(Data excerpts)
_ _ _ _
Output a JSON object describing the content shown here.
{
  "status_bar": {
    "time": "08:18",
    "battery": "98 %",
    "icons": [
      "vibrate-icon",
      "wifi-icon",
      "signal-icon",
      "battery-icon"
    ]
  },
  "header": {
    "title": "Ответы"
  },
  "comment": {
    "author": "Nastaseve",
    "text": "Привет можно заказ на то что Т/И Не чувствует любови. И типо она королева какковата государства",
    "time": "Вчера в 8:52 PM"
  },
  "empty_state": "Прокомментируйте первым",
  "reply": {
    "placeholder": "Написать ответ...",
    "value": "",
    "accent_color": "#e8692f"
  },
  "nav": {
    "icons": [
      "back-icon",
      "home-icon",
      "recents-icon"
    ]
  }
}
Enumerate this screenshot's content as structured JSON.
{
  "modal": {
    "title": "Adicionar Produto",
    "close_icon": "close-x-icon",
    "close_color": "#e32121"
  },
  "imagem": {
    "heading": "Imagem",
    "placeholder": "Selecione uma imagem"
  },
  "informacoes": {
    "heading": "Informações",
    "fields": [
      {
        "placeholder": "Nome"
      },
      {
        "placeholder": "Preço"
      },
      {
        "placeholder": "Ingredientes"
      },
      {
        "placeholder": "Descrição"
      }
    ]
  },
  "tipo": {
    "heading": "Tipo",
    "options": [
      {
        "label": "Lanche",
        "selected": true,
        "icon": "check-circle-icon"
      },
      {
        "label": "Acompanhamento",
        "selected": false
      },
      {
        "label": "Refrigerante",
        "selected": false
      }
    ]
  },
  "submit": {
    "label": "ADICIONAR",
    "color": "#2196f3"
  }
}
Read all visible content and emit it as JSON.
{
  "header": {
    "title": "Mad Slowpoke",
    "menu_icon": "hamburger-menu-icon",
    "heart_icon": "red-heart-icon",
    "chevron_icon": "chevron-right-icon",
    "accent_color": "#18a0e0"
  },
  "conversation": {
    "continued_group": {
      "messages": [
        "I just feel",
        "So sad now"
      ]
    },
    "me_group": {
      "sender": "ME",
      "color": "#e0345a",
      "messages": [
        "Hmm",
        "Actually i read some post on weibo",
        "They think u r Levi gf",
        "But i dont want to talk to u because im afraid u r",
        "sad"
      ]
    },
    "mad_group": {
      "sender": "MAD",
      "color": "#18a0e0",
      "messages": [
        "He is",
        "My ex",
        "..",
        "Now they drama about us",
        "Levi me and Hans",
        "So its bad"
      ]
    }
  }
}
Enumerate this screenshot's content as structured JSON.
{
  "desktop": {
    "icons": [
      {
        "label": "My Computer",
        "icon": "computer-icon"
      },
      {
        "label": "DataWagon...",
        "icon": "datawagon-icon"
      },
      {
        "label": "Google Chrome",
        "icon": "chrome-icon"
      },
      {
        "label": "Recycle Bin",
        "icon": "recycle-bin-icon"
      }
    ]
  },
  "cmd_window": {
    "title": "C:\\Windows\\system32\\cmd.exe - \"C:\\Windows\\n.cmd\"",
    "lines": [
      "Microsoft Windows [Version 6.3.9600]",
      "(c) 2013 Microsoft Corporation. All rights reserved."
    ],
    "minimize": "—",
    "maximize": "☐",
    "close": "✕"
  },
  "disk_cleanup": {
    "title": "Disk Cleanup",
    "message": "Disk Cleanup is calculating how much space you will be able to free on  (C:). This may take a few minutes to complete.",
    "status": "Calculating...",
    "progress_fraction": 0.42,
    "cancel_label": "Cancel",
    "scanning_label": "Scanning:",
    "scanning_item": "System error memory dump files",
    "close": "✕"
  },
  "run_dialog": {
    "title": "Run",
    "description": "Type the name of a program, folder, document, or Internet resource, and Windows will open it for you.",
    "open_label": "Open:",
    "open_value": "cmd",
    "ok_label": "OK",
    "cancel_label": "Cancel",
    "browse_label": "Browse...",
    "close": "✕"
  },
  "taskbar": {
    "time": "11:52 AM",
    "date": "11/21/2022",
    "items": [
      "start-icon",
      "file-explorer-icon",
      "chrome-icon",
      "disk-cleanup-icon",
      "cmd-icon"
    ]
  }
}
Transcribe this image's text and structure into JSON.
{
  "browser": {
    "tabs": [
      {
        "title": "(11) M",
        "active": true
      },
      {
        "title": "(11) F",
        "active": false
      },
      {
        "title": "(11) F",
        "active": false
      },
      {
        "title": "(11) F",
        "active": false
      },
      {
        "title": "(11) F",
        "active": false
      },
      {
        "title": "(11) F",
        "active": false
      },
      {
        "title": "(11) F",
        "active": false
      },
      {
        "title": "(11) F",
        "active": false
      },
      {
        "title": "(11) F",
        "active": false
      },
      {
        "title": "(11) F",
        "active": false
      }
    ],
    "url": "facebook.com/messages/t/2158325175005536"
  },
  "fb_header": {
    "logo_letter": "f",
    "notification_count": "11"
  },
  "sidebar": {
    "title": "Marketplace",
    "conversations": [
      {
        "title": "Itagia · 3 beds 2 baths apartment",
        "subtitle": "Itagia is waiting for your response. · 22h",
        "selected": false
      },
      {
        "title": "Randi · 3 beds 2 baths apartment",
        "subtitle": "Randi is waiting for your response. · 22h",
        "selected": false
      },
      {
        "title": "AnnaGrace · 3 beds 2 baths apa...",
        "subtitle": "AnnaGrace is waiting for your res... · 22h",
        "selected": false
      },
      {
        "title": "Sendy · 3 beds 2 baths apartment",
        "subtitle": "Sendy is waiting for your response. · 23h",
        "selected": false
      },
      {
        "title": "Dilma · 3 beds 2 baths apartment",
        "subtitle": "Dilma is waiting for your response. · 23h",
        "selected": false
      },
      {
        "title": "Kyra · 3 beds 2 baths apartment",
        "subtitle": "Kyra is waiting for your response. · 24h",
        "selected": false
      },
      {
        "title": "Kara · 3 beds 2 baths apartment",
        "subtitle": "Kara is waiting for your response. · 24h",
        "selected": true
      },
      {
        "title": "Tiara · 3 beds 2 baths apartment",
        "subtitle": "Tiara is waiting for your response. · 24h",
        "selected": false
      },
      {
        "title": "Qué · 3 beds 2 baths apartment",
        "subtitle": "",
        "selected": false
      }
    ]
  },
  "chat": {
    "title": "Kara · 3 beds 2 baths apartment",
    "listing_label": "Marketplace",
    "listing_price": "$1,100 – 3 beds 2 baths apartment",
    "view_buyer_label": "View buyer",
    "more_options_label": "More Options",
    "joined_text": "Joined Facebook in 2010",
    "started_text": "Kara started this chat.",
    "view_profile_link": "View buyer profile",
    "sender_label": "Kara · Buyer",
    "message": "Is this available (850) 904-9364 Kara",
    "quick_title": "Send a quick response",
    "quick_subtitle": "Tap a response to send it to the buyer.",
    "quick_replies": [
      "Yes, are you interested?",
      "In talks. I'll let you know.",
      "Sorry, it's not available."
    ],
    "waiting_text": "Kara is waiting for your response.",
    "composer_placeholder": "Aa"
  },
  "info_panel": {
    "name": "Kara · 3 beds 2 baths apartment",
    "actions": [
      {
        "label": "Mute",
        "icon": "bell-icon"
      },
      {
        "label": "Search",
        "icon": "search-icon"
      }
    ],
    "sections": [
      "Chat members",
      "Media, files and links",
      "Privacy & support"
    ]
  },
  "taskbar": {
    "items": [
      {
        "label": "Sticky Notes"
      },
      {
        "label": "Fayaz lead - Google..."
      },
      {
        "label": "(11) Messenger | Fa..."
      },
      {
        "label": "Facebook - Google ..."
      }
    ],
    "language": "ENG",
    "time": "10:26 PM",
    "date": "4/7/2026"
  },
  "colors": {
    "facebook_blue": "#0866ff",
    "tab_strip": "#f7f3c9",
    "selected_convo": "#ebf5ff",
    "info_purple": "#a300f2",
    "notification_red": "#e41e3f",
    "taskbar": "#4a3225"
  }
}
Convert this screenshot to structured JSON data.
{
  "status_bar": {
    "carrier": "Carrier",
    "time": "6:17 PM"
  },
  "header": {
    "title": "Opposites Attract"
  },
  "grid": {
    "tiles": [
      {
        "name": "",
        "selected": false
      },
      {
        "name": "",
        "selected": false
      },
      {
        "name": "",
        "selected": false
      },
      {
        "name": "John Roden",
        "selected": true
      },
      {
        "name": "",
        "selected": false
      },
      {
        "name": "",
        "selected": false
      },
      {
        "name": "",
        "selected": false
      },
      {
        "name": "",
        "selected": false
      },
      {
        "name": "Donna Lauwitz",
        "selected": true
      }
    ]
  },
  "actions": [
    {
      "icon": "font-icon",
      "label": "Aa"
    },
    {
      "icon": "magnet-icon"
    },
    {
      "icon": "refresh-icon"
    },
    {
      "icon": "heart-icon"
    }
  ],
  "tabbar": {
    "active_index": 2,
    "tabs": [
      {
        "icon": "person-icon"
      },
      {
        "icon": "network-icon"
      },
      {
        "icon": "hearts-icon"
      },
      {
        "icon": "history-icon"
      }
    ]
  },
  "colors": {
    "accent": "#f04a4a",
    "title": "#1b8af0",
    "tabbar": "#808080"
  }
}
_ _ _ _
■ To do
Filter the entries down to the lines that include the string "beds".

■ Exercise solution
        "title": "Itagia · 3 beds 2 baths apartment",
        "title": "Randi · 3 beds 2 baths apartment",
        "title": "AnnaGrace · 3 beds 2 baths apa...",
        "title": "Sendy · 3 beds 2 baths apartment",
        "title": "Dilma · 3 beds 2 baths apartment",
        "title": "Kyra · 3 beds 2 baths apartment",
        "title": "Kara · 3 beds 2 baths apartment",
        "title": "Tiara · 3 beds 2 baths apartment",
        "title": "Qué · 3 beds 2 baths apartment",
    "title": "Kara · 3 beds 2 baths apartment",
    "listing_price": "$1,100 – 3 beds 2 baths apartment",
    "name": "Kara · 3 beds 2 baths apartment",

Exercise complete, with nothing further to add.